═════ Material for this exercise ═════
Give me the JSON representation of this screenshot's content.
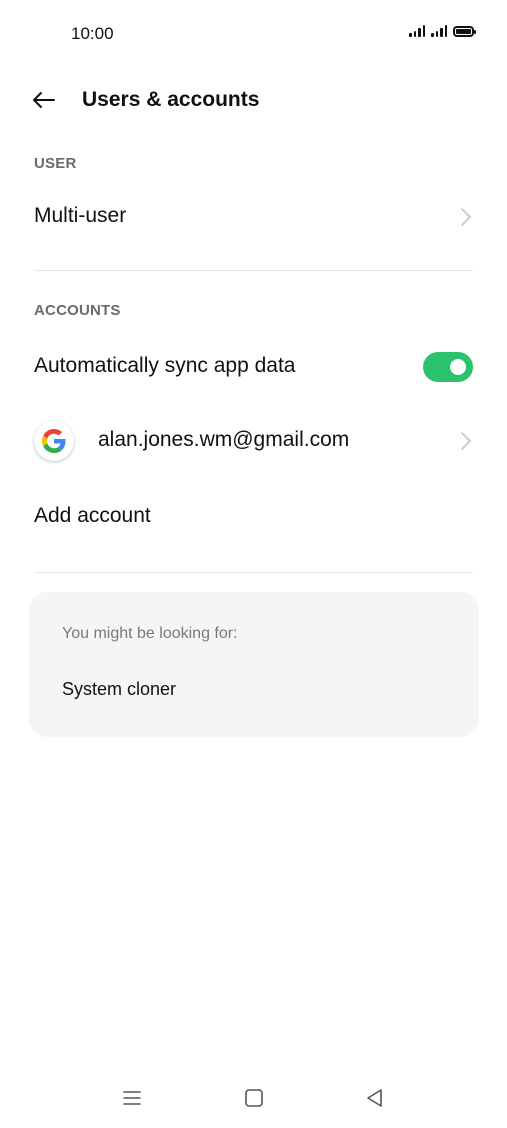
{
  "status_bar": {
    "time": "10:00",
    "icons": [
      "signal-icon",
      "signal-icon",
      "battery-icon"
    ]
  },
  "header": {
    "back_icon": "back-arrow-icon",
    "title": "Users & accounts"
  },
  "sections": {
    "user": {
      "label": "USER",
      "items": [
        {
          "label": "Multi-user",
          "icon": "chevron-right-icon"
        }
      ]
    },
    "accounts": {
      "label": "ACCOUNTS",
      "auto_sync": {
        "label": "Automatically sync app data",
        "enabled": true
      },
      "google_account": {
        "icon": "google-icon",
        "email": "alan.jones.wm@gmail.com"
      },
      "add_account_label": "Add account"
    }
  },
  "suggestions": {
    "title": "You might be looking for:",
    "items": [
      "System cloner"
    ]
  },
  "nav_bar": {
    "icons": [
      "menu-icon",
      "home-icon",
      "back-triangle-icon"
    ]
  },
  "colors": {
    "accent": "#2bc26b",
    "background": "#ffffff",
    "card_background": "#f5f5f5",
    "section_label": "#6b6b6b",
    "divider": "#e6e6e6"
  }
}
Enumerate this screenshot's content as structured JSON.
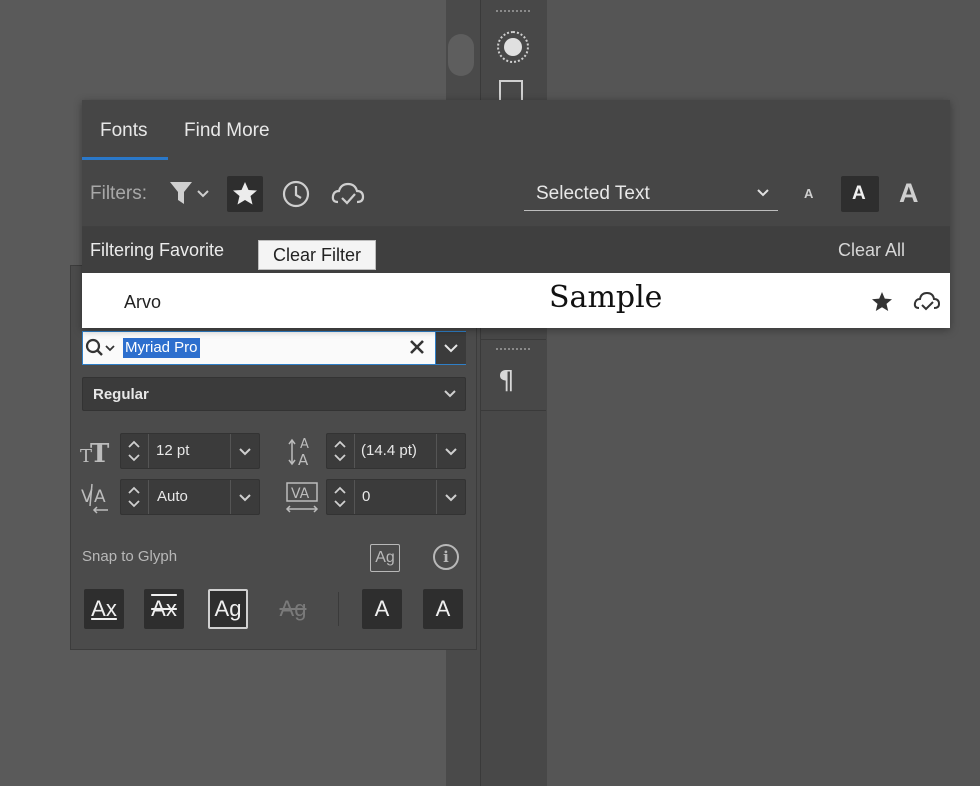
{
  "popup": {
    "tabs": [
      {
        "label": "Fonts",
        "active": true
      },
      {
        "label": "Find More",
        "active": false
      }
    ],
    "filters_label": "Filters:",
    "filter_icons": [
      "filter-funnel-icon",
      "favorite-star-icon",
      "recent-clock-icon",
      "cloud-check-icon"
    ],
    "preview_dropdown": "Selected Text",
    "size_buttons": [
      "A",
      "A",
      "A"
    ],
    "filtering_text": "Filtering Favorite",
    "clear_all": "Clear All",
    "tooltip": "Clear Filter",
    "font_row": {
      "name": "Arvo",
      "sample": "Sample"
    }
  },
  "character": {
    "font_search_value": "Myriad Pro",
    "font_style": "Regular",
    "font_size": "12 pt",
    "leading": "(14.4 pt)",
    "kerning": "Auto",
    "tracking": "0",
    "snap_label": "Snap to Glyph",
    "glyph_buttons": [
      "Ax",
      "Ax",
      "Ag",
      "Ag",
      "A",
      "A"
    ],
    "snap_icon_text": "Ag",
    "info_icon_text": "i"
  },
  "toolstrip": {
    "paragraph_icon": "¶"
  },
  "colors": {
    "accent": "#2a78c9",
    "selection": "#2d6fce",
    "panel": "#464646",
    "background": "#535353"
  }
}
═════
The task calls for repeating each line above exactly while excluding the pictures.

■ Output for this task:
Give me the JSON representation of this screenshot's content.
{
  "status_bar": {
    "time": "10:00",
    "icons": [
      "signal-icon",
      "signal-icon",
      "battery-icon"
    ]
  },
  "header": {
    "back_icon": "back-arrow-icon",
    "title": "Users & accounts"
  },
  "sections": {
    "user": {
      "label": "USER",
      "items": [
        {
          "label": "Multi-user",
          "icon": "chevron-right-icon"
        }
      ]
    },
    "accounts": {
      "label": "ACCOUNTS",
      "auto_sync": {
        "label": "Automatically sync app data",
        "enabled": true
      },
      "google_account": {
        "icon": "google-icon",
        "email": "alan.jones.wm@gmail.com"
      },
      "add_account_label": "Add account"
    }
  },
  "suggestions": {
    "title": "You might be looking for:",
    "items": [
      "System cloner"
    ]
  },
  "nav_bar": {
    "icons": [
      "menu-icon",
      "home-icon",
      "back-triangle-icon"
    ]
  },
  "colors": {
    "accent": "#2bc26b",
    "background": "#ffffff",
    "card_background": "#f5f5f5",
    "section_label": "#6b6b6b",
    "divider": "#e6e6e6"
  }
}
Enumerate this screenshot's content as structured JSON.
{
  "popup": {
    "tabs": [
      {
        "label": "Fonts",
        "active": true
      },
      {
        "label": "Find More",
        "active": false
      }
    ],
    "filters_label": "Filters:",
    "filter_icons": [
      "filter-funnel-icon",
      "favorite-star-icon",
      "recent-clock-icon",
      "cloud-check-icon"
    ],
    "preview_dropdown": "Selected Text",
    "size_buttons": [
      "A",
      "A",
      "A"
    ],
    "filtering_text": "Filtering Favorite",
    "clear_all": "Clear All",
    "tooltip": "Clear Filter",
    "font_row": {
      "name": "Arvo",
      "sample": "Sample"
    }
  },
  "character": {
    "font_search_value": "Myriad Pro",
    "font_style": "Regular",
    "font_size": "12 pt",
    "leading": "(14.4 pt)",
    "kerning": "Auto",
    "tracking": "0",
    "snap_label": "Snap to Glyph",
    "glyph_buttons": [
      "Ax",
      "Ax",
      "Ag",
      "Ag",
      "A",
      "A"
    ],
    "snap_icon_text": "Ag",
    "info_icon_text": "i"
  },
  "toolstrip": {
    "paragraph_icon": "¶"
  },
  "colors": {
    "accent": "#2a78c9",
    "selection": "#2d6fce",
    "panel": "#464646",
    "background": "#535353"
  }
}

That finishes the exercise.